Second, those who argue that cyclist enforcement should be somehow weaker than motorist enforcement tend to give the justification that more is at stake when a motorist disobeys a road law. The argument for that has nothing to do with the putative character of the vehicle operator — whether they are “just a bunch fun loving people”.

Third, even if we grant that cyclists should be punished just as often and just as harshly as motorists for the same unlawful action — seems like a stretch to me — when have cyclists ever performed an action that’s anything like what happened in Vancouver? Have cyclists ever parked the bikes across a freeway on-ramp, say, for their convenience, forcing some drivers onto the grass for a stretch, and blocking others entirely (as wheelchair users would have been blocked in Vancouver)?

middle of the road guy
middle of the road guy
10 years ago

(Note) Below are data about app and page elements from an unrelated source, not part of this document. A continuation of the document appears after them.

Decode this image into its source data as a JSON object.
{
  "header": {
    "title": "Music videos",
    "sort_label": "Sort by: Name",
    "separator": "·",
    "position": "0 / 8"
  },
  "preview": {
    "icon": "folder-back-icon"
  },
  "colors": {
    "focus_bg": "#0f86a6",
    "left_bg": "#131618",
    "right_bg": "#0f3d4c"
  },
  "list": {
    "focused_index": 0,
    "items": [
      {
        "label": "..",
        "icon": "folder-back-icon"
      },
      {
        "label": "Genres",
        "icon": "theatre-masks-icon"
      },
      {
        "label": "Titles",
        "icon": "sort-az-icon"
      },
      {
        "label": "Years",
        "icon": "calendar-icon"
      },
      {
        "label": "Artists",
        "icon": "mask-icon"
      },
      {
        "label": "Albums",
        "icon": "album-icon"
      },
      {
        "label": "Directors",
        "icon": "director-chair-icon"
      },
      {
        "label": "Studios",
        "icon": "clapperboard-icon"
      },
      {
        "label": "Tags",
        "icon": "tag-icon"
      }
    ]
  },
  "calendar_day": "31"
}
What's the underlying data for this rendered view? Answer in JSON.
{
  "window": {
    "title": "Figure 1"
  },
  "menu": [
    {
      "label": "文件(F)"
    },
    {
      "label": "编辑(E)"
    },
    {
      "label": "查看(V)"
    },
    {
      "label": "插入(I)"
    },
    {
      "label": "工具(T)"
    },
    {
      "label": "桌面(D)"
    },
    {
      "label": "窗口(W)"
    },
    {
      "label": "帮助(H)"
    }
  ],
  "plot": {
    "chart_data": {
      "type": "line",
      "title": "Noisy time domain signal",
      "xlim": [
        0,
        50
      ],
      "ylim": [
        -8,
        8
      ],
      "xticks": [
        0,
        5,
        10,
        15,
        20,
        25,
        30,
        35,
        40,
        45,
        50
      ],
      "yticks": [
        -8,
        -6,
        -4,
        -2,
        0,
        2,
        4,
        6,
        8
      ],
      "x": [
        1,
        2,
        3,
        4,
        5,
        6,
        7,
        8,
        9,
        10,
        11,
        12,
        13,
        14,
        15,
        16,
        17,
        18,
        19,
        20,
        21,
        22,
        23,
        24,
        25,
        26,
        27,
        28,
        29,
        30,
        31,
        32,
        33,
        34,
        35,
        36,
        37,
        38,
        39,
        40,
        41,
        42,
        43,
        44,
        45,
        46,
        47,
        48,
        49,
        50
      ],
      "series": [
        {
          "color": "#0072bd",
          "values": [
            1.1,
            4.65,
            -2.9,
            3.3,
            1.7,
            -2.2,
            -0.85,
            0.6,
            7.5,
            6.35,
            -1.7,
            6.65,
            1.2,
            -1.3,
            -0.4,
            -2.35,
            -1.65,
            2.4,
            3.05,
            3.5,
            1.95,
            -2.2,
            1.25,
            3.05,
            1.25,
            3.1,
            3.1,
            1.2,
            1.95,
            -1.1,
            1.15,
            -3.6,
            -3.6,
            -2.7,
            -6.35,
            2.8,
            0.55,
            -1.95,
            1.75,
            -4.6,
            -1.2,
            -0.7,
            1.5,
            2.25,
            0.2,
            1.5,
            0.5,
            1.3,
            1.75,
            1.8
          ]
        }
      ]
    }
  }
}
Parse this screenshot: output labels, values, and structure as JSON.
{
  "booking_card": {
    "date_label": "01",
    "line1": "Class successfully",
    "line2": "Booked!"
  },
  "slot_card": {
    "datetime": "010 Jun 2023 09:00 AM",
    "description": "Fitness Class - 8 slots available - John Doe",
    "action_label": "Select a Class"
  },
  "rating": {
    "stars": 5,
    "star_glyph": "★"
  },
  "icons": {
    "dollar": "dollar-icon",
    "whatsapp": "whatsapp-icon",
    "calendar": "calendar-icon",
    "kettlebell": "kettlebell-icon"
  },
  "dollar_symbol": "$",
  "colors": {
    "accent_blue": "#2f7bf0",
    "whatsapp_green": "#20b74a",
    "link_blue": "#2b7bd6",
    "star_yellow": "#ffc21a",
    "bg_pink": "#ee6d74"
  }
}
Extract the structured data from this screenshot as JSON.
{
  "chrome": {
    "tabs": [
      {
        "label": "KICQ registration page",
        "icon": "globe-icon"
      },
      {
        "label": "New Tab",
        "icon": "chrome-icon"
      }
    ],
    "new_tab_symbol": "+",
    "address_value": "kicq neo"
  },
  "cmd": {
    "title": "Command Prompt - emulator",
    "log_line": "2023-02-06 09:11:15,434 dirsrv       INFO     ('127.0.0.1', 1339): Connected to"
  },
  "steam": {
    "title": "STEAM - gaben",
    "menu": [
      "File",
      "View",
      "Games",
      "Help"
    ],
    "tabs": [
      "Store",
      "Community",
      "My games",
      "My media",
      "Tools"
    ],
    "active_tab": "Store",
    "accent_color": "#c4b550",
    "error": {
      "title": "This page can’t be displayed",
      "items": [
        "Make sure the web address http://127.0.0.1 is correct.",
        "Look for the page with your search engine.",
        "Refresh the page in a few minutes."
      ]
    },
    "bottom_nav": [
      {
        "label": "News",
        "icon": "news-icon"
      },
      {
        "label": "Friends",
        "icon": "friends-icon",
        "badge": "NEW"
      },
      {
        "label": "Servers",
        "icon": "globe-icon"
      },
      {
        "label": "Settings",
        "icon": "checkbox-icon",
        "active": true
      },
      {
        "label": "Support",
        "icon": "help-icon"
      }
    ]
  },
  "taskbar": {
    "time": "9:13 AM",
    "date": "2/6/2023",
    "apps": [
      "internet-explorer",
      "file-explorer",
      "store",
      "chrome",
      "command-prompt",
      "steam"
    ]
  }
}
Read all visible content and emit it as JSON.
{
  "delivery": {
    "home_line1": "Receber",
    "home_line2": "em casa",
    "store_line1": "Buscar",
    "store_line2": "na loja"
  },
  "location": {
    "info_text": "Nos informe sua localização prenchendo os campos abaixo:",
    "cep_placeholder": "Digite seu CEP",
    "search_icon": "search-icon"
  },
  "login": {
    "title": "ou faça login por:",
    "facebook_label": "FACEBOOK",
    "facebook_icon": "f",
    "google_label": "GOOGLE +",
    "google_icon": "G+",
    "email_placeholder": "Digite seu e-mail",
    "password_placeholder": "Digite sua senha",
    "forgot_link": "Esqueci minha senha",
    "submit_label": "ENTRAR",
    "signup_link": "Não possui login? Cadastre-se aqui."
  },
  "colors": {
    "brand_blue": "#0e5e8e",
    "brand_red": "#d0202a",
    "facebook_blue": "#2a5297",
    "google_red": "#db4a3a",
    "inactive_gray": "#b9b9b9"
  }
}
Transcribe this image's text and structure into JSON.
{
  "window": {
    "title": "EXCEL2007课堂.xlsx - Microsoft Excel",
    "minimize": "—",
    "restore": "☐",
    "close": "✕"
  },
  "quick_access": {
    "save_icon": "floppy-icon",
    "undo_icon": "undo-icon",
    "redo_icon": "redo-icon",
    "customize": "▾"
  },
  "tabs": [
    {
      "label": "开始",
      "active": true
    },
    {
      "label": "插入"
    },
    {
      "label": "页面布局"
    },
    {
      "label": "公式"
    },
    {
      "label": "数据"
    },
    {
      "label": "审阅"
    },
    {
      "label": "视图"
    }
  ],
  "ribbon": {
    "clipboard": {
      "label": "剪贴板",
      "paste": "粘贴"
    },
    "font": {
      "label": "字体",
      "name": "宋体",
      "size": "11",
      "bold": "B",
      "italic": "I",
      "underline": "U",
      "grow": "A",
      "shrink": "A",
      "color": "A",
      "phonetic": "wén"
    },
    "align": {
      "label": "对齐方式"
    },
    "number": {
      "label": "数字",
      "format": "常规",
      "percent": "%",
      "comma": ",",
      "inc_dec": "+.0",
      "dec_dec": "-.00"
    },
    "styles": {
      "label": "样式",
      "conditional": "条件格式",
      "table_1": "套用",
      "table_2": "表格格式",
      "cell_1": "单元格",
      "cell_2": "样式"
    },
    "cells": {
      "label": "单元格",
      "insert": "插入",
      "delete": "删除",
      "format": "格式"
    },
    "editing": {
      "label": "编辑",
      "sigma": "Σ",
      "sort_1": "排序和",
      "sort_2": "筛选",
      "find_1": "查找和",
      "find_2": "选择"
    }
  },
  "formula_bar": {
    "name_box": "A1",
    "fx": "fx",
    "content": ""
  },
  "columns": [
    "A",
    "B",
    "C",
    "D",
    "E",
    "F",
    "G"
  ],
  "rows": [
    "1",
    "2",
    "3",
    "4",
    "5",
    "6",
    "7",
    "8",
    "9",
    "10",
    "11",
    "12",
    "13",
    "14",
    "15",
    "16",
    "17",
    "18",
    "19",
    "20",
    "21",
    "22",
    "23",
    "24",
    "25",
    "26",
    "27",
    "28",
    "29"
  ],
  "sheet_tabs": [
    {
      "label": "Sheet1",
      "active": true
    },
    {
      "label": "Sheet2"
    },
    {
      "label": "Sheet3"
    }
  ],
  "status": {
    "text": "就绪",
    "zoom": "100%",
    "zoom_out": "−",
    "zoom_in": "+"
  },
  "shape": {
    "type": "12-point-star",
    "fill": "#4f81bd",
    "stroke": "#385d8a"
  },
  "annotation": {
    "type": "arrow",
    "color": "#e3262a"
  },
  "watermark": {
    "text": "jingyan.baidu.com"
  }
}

You know, you guys keep referring to another place as some sort of red-neck heaven (“vantucky” – how clever!) and you wonder why people think you are smug elitists perpetuating an us v. them attitude.

Paul Johnson
Paul Johnson
10 years ago

As a member of the Vancouver business community, I can see where this attitude comes from. As someone who commutes from Portland, I can say “Los Porteles” is equally applicable south of the river…

noah
noah
10 years ago
Reply to  Paul Johnson

Port Angeles? 😀

Unipod
Unipod
10 years ago

What bothers me about this incident, and why I think its an important to discuss it, is the number of people involved in letting the cars park on the path. There was the hotel and event staff that assigned the parking, the drivers who actually parked there, who knows how many passengers and witnesses, and there were all the people who walked by. All those people didn’t seem to care or notice the problem.

It does say something about Vancouver for all those people to not even notice or care about blocking a major bike route. As Marcus suggested, it does reflect poorly on the area’s commitment to cycling. For those that don’t know, Marcus is a Vancouver resident so I don’t think he was making a Portland vs Vancouver elitist roll.

I am sure now that the incident got media attention, there will be some steps to address it.

Opus the Poet
10 years ago

I don’t know, I think this might be a case where a road flare in the driver’s seat would be justified: Parking on an off-road bike path that is nowhere near a road or parking lot. OK somewhat near the parking lot, if you use your imagination.

A cyclist would have no expectations of finding a car parked there.

Alan 1.0
Alan 1.0
10 years ago

Would a line of curbing, or maybe posts-and-chain, make sense to keep the designated multi-use path clear of obstacles?

Samthedog
Samthedog
10 years ago

Folks,
I think we are missing the bigger picture here. I rode through this today and was mildly annoyed. I had to slow my pace a bit, weave between the cars, etc…But it wasn’t that bad – I got to work on my sprint! I was still riding, IN THE DRY, and passing all the suckers stuck in the daily grind across the bridge. The reality of it is that 99% of the people we encounter in their motorized coffins each day DON’T understand us. A bike path to them is a place to plant the dusty Huffy twice a year and grind out a slow painful .5km. PDX is the BEST bike town on the planet. We’ve gotten there by education and acceptance, not by threats and other nonsense. The media in this town loves a good story, especially when there is a politician tied to it. When (not if) this happens again, let’s use our collective heads. Road flares on seats and lighting things on fire isn’t the answer.